December 08, 2013 at 10:30am
After finishing grad school at LSU in the mid 80’s I moved to New York City for 15 years and very quickly figured out two things: I’d never experienced true cold and I had never really been shown/taught to dress for the cold. Years before I bought my first deer camp in the Catskills I went to scout public land (no internet or Google Earth) and was shocked to see official State signage that stated that cotton long underwear was banned beyond that point as it amounted to a potential death sentence! After talking to fellow outdoorsmen I came to learn the basics: NO COTTON! Wool, fur, feathers, and synthetics are the only way to go. Layer!
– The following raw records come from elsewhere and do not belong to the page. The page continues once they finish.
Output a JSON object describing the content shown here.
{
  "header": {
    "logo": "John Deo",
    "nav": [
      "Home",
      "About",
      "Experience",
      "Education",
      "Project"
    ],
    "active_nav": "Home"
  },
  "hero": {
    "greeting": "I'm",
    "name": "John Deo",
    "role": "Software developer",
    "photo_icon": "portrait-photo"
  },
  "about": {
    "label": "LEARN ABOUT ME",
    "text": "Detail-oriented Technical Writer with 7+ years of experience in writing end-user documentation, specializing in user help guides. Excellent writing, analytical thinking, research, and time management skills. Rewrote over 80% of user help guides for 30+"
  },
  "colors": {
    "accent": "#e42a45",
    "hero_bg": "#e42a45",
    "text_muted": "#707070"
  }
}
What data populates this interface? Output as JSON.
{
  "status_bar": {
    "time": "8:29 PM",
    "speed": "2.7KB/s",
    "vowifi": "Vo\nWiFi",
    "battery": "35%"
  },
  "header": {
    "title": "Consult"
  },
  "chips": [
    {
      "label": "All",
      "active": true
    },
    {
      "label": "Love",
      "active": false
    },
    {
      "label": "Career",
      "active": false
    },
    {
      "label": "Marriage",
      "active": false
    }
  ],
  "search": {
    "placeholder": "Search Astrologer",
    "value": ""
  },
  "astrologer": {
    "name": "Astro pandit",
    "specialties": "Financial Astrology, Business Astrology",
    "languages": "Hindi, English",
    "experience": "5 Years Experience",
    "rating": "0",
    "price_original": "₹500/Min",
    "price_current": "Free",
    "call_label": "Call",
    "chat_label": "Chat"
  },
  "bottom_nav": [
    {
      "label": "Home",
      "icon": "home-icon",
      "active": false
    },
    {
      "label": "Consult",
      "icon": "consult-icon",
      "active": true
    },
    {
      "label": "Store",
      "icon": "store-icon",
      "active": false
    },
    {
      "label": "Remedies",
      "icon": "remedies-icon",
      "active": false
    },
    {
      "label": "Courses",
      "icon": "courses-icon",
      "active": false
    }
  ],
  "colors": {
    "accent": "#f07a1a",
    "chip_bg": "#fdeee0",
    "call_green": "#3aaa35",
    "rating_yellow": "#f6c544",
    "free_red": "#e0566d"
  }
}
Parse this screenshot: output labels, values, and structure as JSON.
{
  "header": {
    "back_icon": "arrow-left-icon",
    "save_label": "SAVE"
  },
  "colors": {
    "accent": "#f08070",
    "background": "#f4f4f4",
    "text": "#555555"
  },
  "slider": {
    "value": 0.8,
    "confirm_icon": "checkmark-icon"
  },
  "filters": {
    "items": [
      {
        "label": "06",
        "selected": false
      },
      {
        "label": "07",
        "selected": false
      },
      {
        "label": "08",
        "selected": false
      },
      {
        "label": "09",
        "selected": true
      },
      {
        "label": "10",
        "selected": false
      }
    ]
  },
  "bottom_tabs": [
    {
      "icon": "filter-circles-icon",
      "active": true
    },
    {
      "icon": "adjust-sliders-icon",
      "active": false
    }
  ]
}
More layers of thinner garments that are somewhat loose fitting will keep you warmer and give you more freedom of movement. You need the looseness to allow air to be trapped more efficiently. As for feet this loose fit is key. ! When hunting as a guest at a 5000 acre 19th century Camp (one of the “Great Camps” of the Adirondacks) my host went over these basic rules of comfort as iron clad regulations to prevent my potential death or injury from hypothermia or frost bite. As for feet he explained that even though I had good socks that if I couldn’t wiggle my toes freely in my boots with layered socks, on stand, my toes would get too cold fast. To this day if I’m going to stand hunt (or walk less than a few miles a day) I wear boots that are a full size larger than normal. Thin poly-pro liners under heavy wool work well for me. The liners help wick sweat but you need that ROOM to allow movement and air circulation so that moisture can get out. I’ve got a bunch of boots and regardless of leather, nylon, or rubber, insulated or not, layering and fit are key to toasty toes and a comfortable hunt.